Psychological profiles show what makes candidates tick
Aubrey Immelman, associate professor of psychology at the College of St. Benedict and St. John's University in Collegeville, Minn., is nationally recognized for his psychological assessments of political candidates. His profiles attempt to predict policy orientation, political performance, and leadership effectiveness on the basis of personal characteristics.
November 21, 1999
Collegeville course takes close look at candidates
We plan to share their perceptions of the 2000 election campaign
By Randy Krebs
— You might think that political junkies, stand-up comedians and
overexcited journalists are the only people paying close attention to the
2000 presidential race at this point.
there are 17 students at St. John’s University/College of St. Benedict
who are scrutinizing everything from sound bites to autobiographies when
it comes to the 2000 presidential race.
are enrolled in a class known as “Psychological Assessment of
Presidential Candidates,” the goal of which is for them to analyze the
politicians’ personalities and project how they might act if elected.
as a Times reader, will get to see those assessments on this page, ideally
every Sunday until the election.
students will be using media reports, autobiographies and anything else
they can find to shape their personality assessments for instructor Aubrey
students then will use those profiles for predicting candidates’
leadership skills and potential performance if they were to become
17 class members include five seniors, four juniors and nine sophomores.
Their majors range from undecided to biology.
most selected one of the major presidential candidates to profile, a few
are analyzing other politicians, including New York’s Rudolph Giuliani
and our own Jesse Ventura.
the students will be working in pairs for their projects.
students already wrote a piece that appeared in the Nov. 7 Times. Senior
Stephanie Anderson and junior Holly Berreau had chosen to follow
Republican candidate Elizabeth Dole.
when Dole dropped out of the race, Anderson and Berreau put their
knowledge together and came up with a detailed analysis of her candidacy
and withdrawal speech. They also projected that her personality could
drive her to seek to be vice president some day.
just an example of what the students plan to provide so you can improve
your understanding and make a better-informed vote next November.
in the class have a top-notch teacher in Aubrey Immelman.
a native of South Africa, has gained a national reputation for his
personality profiles of politicians. He’s appeared on MSNBC and been
featured in many national articles.
even gained acclaim in political circles, receiving a nice write-up in the
Aug. 19 edition of The Hill, a newspaper targeting those who live, work

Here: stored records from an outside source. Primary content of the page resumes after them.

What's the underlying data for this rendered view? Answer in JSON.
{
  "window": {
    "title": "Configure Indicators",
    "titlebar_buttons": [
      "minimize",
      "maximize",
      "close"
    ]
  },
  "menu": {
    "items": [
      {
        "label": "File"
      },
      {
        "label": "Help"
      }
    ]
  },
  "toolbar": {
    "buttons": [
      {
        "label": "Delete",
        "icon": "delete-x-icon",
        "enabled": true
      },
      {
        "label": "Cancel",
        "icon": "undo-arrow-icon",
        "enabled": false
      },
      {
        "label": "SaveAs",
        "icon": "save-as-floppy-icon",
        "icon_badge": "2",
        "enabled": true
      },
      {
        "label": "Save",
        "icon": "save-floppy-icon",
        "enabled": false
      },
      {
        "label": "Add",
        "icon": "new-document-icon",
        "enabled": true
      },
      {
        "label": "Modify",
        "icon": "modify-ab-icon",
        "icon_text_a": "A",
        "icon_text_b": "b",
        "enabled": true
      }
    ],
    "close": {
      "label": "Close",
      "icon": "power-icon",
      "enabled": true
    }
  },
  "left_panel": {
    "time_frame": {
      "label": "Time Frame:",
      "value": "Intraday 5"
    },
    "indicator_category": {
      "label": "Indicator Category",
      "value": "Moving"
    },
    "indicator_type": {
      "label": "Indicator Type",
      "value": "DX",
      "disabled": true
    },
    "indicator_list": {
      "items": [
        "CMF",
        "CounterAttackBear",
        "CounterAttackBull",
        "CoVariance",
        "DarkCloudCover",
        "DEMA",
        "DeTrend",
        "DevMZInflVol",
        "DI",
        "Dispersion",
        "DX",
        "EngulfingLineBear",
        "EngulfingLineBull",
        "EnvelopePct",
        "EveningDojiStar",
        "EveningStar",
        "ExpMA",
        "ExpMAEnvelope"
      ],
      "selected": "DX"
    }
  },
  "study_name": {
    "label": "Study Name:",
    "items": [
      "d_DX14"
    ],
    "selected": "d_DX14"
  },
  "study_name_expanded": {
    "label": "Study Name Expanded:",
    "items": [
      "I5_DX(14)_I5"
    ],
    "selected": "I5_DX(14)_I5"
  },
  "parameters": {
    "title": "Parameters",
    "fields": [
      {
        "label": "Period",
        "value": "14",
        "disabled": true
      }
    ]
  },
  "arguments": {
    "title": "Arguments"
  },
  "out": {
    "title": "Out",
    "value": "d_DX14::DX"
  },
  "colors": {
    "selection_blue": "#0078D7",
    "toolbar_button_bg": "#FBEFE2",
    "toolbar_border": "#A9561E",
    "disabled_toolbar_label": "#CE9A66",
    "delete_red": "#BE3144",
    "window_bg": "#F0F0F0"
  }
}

and breathe Capitol Hill issues.
article by St. John’s alumnus Albert Eisele pointed to Immelman’s
study of President Clinton in 1996. In it, Immelman predicted Clinton
“would likely continue to display his driving ambition, supreme
self-confidence and personal charisma,” but would be “troubled by
ethical questions and lapses of judgment.”
we found out about Monica Lewinsky. Enough said.
of Immelman’s many goals for the students is to give them “the ability
to evaluate the impact of personality variables on leadership style and
role performance in politics.”
that means for Times subscribers is a chance to read about what makes
these politicians tick and how that will relate to the possibility of
leading a nation.
Copyright 2000 St. Cloud Times